_DIRECTIONS FOR THIS TASK_: What lines of the listing include the string "value"? Show them all.
**** ENTRIES SUPPLIED ****
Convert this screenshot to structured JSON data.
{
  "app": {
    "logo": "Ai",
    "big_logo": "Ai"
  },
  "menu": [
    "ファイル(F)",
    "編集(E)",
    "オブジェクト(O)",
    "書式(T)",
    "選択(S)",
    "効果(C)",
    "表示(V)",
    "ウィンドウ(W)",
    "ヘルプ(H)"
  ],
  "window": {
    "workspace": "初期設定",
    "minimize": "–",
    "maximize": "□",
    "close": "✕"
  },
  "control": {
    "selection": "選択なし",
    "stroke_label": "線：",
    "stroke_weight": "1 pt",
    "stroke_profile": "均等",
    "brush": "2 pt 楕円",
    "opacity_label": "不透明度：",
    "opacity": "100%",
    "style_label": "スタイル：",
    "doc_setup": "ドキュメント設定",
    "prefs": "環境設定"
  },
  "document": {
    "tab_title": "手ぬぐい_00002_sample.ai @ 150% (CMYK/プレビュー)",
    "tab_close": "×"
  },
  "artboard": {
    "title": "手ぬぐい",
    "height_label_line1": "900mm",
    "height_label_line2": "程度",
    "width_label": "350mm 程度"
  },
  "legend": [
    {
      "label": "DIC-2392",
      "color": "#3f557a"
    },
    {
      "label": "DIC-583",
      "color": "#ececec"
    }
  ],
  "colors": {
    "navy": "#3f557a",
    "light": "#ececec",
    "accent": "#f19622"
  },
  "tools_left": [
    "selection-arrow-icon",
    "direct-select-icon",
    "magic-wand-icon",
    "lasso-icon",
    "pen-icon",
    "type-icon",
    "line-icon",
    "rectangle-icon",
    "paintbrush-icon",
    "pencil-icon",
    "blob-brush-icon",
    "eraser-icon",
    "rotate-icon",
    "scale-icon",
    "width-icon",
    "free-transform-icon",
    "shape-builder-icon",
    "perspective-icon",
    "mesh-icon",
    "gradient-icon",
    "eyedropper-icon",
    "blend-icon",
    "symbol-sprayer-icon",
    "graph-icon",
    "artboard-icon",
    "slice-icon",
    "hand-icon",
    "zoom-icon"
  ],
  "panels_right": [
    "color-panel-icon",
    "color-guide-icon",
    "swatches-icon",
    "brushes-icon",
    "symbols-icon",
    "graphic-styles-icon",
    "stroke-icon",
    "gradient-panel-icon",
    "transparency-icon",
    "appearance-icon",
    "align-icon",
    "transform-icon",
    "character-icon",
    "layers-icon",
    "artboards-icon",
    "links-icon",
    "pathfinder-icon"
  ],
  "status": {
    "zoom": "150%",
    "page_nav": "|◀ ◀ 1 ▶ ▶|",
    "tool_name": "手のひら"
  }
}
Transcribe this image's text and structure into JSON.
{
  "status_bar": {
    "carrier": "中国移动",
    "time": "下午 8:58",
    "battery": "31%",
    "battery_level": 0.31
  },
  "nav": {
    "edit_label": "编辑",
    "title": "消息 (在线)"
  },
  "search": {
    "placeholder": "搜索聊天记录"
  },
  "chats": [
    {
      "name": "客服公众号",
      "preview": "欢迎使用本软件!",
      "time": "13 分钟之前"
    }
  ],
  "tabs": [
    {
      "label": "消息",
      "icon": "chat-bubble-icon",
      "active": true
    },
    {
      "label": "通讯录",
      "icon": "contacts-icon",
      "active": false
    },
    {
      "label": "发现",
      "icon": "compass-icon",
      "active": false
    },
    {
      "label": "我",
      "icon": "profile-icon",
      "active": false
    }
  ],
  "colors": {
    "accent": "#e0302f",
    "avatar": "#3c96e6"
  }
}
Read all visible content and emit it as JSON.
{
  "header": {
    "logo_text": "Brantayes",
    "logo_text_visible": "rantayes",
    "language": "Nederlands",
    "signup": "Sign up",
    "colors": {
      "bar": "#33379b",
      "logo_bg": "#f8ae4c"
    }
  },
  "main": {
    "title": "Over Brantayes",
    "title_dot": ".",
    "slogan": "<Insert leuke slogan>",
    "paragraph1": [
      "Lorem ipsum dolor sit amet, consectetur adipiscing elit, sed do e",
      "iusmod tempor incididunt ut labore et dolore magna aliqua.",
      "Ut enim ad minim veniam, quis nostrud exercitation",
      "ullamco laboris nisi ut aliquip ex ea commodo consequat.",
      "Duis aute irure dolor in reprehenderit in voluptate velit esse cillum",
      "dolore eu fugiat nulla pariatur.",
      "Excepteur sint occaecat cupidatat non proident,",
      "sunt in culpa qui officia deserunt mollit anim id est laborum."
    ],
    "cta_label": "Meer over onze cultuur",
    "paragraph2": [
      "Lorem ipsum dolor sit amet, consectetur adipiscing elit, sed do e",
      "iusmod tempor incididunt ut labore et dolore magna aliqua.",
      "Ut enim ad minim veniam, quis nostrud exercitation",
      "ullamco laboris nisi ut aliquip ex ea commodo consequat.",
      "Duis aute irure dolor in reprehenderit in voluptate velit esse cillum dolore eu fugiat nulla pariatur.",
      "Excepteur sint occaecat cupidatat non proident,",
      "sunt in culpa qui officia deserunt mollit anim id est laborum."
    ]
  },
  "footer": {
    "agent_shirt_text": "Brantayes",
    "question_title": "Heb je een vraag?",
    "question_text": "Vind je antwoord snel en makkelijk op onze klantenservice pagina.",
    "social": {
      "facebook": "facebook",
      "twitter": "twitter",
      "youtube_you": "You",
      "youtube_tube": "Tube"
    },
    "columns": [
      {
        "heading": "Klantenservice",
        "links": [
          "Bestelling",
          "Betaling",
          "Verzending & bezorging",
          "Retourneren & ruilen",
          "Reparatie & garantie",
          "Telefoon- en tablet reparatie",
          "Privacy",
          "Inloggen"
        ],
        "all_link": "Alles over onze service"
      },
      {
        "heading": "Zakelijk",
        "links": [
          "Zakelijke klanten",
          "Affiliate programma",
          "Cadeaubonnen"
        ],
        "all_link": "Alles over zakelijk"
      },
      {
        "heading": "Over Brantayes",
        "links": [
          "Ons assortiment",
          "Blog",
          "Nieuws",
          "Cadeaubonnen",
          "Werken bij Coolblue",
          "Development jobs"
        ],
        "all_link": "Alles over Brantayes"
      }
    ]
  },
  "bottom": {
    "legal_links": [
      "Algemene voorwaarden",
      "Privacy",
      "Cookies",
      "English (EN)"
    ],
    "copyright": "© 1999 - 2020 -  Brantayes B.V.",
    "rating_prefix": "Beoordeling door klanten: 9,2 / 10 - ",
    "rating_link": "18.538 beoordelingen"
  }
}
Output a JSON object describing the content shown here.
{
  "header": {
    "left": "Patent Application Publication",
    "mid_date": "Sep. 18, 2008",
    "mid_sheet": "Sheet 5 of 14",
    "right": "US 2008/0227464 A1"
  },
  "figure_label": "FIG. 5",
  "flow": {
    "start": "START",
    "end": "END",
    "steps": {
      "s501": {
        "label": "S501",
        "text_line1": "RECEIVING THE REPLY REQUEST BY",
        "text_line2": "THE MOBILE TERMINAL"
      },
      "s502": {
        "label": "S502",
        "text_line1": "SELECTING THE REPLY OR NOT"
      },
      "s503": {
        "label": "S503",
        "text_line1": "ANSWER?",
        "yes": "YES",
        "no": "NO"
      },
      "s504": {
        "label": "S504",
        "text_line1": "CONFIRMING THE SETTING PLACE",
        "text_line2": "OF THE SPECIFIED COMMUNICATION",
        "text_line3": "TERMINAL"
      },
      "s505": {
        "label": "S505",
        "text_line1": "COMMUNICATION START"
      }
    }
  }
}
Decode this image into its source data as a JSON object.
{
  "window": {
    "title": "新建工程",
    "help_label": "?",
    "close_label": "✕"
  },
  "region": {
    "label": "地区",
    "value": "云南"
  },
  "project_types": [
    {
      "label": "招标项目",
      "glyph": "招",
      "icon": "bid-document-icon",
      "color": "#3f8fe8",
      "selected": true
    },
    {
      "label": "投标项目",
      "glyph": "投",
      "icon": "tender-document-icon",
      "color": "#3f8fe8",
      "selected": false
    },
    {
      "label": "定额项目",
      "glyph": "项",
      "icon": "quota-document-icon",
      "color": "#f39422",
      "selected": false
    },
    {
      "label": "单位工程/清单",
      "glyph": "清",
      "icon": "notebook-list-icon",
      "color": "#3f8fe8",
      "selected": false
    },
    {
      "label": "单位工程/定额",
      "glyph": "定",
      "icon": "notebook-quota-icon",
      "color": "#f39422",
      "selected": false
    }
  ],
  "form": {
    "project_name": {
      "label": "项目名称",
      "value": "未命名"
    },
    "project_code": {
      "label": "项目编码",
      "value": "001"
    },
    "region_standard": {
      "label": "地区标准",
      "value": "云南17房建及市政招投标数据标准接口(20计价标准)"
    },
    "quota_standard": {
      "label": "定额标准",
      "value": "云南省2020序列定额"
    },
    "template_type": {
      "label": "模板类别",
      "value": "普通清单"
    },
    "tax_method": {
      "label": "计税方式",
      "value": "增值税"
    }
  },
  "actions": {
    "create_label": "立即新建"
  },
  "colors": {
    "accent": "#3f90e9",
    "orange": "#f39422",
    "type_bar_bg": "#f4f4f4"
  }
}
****
_TASK OUTPUT_:
    "value": "云南"
      "value": "未命名"
      "value": "001"
      "value": "云南17房建及市政招投标数据标准接口(20计价标准)"
      "value": "云南省2020序列定额"
      "value": "普通清单"
      "value": "增值税"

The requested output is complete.